::: SOURCE RECORDS

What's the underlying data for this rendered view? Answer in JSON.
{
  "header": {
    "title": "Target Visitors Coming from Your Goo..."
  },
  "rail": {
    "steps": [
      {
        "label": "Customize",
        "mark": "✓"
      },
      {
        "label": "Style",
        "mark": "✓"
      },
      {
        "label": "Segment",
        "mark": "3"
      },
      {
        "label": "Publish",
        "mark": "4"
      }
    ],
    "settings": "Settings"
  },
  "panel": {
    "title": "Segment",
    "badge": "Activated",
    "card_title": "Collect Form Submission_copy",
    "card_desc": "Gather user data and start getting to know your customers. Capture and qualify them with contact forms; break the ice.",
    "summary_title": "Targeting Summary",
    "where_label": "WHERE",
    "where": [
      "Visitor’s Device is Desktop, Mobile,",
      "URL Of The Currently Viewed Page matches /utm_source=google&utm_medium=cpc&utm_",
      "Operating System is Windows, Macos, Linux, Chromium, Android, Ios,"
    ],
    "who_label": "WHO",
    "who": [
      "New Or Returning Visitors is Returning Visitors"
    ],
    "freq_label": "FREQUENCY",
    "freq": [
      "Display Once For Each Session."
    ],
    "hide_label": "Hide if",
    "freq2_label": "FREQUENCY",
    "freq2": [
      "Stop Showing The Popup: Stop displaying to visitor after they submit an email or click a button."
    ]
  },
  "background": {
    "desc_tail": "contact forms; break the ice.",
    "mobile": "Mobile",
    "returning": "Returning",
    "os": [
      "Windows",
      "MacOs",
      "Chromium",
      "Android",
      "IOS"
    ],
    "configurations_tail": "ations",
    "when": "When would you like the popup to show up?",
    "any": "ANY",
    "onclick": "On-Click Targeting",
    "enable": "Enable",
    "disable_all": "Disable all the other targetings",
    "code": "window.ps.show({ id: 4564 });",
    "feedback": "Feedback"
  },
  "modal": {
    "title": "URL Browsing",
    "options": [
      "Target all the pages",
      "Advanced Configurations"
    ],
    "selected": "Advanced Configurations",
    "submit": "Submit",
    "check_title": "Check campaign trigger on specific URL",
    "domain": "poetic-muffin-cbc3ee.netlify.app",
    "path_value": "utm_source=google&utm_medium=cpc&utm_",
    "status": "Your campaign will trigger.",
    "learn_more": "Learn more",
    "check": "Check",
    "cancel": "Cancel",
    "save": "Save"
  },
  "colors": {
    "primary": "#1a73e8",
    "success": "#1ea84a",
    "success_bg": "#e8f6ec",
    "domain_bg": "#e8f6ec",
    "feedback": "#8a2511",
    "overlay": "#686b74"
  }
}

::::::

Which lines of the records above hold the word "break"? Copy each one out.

*ANSWER BELOW*:
    "card_desc": "Gather user data and start getting to know your customers. Capture and qualify them with contact forms; break the ice.",
    "desc_tail": "contact forms; break the ice.",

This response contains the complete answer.